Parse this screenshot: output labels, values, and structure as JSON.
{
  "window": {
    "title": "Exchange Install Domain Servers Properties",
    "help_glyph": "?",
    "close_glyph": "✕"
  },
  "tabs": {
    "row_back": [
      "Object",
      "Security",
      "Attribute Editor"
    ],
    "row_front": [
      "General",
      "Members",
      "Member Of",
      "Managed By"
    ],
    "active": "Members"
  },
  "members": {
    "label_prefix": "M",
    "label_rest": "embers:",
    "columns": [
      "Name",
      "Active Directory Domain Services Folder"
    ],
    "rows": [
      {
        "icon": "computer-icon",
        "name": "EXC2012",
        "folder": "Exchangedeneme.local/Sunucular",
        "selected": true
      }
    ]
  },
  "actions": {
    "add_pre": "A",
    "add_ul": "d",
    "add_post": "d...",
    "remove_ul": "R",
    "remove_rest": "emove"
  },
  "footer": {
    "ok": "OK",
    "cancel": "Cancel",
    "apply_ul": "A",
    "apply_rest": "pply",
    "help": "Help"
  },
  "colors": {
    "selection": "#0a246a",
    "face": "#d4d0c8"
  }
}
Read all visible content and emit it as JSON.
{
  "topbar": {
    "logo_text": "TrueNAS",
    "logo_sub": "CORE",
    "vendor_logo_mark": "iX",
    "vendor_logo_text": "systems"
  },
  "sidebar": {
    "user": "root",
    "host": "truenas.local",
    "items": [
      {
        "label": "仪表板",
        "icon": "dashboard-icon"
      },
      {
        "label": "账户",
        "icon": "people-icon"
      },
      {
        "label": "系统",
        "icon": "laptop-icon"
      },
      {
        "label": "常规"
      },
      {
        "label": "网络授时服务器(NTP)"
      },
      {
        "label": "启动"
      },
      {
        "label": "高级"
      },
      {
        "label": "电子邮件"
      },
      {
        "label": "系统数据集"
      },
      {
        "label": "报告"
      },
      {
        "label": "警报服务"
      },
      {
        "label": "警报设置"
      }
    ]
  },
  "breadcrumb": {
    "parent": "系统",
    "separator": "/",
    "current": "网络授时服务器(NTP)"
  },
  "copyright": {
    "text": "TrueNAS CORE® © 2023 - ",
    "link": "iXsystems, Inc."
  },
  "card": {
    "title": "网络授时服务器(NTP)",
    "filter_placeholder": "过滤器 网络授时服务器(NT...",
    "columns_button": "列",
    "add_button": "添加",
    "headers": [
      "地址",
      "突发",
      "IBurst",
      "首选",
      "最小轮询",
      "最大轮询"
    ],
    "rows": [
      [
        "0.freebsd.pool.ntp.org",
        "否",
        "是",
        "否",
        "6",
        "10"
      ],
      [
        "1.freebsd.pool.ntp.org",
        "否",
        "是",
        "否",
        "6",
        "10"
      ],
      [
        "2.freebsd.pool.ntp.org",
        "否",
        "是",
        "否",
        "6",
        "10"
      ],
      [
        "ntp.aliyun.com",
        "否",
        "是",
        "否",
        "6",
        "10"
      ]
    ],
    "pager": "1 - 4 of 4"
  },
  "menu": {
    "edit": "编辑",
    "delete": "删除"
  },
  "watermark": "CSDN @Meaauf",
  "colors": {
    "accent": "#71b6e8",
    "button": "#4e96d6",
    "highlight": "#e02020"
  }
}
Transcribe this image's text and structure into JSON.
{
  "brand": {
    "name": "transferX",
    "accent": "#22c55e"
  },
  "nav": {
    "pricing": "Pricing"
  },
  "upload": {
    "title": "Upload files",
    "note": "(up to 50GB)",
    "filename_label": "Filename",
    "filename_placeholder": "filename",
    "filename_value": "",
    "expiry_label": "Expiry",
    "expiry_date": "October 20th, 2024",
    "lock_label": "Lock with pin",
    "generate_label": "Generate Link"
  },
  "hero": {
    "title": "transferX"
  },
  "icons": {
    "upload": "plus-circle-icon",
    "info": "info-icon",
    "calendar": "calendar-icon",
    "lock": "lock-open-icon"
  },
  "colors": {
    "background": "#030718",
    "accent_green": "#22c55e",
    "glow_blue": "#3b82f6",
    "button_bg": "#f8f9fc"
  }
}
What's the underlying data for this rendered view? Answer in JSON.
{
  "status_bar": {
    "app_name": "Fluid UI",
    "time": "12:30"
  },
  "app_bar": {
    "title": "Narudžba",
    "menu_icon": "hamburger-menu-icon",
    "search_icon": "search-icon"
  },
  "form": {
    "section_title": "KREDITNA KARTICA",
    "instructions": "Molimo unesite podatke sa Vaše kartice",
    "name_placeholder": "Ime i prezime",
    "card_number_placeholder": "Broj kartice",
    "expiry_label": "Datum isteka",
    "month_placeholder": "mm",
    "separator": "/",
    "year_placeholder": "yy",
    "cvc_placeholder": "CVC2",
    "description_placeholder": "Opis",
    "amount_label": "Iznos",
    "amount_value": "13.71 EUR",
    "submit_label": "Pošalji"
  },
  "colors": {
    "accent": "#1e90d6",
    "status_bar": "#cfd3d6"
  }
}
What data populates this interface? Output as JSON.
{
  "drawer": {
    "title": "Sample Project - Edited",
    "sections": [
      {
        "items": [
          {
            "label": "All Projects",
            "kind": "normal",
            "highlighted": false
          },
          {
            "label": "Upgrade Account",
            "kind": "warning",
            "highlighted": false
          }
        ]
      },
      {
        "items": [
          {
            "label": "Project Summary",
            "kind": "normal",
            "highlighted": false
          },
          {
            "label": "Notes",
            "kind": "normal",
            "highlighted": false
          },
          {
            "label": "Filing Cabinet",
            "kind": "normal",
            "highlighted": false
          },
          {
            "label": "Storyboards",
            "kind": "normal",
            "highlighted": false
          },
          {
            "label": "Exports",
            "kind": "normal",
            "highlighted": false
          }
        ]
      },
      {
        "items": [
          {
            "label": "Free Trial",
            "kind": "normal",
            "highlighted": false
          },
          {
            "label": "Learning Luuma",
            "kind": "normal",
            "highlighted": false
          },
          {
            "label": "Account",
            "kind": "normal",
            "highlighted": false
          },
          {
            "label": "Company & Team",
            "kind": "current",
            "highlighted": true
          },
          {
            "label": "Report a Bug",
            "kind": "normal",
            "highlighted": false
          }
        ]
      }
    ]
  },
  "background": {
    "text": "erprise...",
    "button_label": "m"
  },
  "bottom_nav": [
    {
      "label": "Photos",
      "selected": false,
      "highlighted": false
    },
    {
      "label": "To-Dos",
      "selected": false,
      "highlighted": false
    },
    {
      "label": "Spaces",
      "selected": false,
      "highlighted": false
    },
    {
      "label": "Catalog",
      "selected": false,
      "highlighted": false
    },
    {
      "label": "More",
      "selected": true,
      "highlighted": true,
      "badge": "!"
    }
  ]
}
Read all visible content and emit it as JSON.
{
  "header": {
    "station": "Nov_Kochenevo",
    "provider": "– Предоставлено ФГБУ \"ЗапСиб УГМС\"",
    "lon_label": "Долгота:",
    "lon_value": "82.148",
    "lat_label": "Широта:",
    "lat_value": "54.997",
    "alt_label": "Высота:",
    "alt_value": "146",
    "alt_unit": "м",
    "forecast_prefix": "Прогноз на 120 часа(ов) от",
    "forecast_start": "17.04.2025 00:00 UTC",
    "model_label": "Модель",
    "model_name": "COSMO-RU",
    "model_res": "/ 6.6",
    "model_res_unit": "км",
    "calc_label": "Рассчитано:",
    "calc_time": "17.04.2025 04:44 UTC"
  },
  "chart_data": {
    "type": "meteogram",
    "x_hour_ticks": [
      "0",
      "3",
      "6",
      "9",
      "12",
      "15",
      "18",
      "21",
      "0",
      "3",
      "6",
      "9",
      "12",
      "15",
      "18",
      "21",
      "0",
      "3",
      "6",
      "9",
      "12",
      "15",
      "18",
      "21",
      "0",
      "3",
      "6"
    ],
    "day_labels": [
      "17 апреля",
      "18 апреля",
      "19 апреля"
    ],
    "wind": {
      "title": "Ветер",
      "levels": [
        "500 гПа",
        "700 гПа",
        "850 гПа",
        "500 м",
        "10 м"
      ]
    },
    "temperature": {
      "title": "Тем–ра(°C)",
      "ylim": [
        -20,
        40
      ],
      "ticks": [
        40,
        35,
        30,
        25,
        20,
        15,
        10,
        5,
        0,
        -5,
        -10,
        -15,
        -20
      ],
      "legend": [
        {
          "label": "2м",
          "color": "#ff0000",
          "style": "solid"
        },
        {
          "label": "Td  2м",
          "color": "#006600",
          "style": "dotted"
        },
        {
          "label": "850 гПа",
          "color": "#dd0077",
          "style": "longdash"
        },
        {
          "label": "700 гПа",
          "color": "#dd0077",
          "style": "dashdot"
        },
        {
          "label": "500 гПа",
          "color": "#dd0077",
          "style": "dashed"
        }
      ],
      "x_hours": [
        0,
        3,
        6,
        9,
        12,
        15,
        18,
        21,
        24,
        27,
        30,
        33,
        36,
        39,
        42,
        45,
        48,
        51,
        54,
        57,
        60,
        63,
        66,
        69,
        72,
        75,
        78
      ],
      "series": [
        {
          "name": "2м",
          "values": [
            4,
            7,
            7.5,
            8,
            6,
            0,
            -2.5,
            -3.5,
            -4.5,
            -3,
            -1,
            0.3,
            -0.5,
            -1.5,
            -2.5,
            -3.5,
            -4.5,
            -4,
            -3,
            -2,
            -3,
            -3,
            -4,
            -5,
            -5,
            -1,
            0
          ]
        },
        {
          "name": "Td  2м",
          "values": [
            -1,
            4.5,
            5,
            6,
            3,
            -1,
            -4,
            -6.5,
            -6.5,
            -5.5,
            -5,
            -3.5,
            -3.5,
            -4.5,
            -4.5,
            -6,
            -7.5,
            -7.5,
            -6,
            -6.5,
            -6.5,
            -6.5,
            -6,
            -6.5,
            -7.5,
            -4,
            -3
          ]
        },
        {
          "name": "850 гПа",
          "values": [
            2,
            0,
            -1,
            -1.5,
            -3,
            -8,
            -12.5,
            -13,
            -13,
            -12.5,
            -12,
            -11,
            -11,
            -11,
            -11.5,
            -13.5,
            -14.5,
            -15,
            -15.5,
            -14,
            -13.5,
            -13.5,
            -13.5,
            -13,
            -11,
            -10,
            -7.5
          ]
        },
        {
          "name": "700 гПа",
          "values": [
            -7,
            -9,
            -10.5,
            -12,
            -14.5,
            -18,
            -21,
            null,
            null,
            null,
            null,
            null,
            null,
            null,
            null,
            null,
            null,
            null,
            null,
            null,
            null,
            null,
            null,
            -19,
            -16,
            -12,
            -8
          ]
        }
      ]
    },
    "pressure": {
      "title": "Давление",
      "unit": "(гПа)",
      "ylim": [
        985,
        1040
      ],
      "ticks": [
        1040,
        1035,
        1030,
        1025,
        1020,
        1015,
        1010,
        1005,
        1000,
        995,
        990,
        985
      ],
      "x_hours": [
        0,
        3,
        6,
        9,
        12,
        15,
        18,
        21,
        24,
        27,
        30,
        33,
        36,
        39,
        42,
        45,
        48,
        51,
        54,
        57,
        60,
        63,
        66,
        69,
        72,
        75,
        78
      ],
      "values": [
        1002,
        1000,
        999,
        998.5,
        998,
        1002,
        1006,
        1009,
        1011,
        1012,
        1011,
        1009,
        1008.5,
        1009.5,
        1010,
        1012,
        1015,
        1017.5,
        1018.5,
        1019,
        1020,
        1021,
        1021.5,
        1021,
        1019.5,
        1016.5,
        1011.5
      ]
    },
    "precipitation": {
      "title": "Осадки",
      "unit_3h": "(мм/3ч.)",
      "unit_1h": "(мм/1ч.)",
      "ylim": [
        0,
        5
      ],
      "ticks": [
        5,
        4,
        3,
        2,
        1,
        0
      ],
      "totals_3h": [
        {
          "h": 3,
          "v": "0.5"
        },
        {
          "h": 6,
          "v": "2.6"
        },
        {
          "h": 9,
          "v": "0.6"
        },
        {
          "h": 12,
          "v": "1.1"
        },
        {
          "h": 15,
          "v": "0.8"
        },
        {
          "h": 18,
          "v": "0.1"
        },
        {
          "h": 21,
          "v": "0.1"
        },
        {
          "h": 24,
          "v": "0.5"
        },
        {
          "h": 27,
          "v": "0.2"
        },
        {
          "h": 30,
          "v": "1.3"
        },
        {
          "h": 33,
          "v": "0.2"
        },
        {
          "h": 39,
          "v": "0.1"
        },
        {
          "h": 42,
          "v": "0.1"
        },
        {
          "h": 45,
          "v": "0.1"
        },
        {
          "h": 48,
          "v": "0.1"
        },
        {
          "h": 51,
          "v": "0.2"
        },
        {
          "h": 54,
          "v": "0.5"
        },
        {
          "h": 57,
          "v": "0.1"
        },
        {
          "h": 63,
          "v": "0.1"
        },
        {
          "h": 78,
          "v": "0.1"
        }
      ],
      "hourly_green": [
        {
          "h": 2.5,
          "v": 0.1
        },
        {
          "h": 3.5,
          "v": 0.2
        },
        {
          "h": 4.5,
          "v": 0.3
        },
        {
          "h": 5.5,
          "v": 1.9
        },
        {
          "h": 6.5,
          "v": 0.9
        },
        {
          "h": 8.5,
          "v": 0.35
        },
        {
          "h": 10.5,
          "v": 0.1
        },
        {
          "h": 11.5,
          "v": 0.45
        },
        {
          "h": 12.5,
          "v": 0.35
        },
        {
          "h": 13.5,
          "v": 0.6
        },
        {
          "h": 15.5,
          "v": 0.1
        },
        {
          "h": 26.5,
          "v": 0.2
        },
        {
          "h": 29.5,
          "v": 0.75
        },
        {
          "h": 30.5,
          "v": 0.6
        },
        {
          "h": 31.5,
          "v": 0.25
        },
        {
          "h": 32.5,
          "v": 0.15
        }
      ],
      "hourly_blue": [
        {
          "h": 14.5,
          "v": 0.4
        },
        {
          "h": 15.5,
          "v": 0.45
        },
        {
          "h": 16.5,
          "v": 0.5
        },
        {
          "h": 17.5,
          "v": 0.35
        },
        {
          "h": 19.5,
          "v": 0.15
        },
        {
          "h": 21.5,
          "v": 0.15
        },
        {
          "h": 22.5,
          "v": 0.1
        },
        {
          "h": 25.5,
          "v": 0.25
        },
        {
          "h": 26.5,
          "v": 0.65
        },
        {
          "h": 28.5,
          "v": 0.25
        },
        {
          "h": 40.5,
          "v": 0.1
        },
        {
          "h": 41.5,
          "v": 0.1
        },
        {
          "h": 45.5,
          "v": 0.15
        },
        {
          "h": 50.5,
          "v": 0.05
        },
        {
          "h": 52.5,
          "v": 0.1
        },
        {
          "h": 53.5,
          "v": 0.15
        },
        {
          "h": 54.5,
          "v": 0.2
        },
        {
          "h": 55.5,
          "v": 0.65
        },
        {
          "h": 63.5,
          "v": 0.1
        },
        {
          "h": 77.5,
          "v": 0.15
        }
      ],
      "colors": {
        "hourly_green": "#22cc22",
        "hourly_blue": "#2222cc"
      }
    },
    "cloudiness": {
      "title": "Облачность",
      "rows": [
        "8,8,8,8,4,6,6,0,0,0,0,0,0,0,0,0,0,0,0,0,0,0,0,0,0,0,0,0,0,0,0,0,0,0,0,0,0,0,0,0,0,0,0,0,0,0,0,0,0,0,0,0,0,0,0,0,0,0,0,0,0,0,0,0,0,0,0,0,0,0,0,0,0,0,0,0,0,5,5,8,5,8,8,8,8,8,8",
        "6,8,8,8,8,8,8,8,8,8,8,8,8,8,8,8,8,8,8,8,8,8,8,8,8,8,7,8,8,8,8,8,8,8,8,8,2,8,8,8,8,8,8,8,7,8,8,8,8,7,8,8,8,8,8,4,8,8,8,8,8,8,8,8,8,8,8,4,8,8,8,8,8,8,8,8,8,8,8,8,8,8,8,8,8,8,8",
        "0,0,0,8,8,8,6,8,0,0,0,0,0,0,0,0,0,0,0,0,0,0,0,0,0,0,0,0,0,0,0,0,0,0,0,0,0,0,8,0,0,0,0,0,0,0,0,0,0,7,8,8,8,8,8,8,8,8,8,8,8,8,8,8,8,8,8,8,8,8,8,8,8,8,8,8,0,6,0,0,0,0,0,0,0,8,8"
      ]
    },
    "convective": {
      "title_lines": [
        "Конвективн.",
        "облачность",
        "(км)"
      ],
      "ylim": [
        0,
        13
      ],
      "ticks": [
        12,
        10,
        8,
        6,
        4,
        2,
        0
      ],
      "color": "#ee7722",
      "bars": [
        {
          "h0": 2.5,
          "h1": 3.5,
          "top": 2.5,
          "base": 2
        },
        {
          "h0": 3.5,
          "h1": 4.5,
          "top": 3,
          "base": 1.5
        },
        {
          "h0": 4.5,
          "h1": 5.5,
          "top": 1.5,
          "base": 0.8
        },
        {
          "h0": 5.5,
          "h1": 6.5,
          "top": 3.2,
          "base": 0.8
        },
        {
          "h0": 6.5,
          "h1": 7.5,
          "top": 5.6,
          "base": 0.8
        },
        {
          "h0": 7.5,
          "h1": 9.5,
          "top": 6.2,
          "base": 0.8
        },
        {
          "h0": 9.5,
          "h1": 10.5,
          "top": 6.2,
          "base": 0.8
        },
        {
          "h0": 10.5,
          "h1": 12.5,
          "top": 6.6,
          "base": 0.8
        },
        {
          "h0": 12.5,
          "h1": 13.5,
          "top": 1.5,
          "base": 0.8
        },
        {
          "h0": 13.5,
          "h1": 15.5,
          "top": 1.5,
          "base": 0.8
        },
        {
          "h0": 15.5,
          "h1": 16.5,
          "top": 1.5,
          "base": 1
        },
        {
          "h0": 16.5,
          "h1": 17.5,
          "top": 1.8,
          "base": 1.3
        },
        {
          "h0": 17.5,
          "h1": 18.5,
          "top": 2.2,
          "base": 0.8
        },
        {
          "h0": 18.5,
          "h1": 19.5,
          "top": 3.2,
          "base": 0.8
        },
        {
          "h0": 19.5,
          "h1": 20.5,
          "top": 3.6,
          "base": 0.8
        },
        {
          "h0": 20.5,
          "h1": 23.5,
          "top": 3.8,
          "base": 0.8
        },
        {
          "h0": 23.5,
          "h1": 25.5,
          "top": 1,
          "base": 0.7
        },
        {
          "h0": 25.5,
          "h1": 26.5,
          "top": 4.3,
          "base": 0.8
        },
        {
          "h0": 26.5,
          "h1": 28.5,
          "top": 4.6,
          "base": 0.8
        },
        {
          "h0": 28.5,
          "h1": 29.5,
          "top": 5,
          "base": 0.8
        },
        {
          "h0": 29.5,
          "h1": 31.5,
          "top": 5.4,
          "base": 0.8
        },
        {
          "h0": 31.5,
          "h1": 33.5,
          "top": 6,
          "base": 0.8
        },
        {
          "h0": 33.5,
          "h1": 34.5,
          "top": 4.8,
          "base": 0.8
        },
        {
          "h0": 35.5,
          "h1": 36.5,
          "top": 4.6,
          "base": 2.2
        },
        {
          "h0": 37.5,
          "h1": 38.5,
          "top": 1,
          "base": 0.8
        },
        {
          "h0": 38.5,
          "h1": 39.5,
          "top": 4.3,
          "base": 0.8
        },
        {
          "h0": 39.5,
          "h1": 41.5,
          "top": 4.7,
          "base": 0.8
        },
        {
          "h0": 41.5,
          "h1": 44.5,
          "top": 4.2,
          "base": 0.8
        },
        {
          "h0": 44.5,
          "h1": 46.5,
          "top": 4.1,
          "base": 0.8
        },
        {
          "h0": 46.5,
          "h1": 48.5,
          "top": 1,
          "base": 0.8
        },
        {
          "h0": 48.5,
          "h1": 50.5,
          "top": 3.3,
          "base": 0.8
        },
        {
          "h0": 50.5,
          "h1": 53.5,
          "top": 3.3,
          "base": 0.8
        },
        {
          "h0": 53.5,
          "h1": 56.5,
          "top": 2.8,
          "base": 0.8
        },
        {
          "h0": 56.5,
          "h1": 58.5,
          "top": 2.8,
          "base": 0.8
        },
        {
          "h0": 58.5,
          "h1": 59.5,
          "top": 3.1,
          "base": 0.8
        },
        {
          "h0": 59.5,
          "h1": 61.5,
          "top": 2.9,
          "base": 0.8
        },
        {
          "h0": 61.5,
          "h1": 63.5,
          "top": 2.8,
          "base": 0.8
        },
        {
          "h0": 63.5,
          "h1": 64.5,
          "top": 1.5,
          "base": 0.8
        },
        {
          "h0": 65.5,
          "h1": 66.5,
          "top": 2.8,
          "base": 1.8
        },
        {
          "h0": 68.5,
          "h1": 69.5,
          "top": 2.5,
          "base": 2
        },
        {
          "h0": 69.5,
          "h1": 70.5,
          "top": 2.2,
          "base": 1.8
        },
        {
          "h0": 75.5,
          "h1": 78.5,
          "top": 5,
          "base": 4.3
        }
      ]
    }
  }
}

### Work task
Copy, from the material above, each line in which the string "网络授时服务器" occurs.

### Output of the exercise
        "label": "网络授时服务器(NTP)"
    "current": "网络授时服务器(NTP)"
    "title": "网络授时服务器(NTP)",
    "filter_placeholder": "过滤器 网络授时服务器(NT...",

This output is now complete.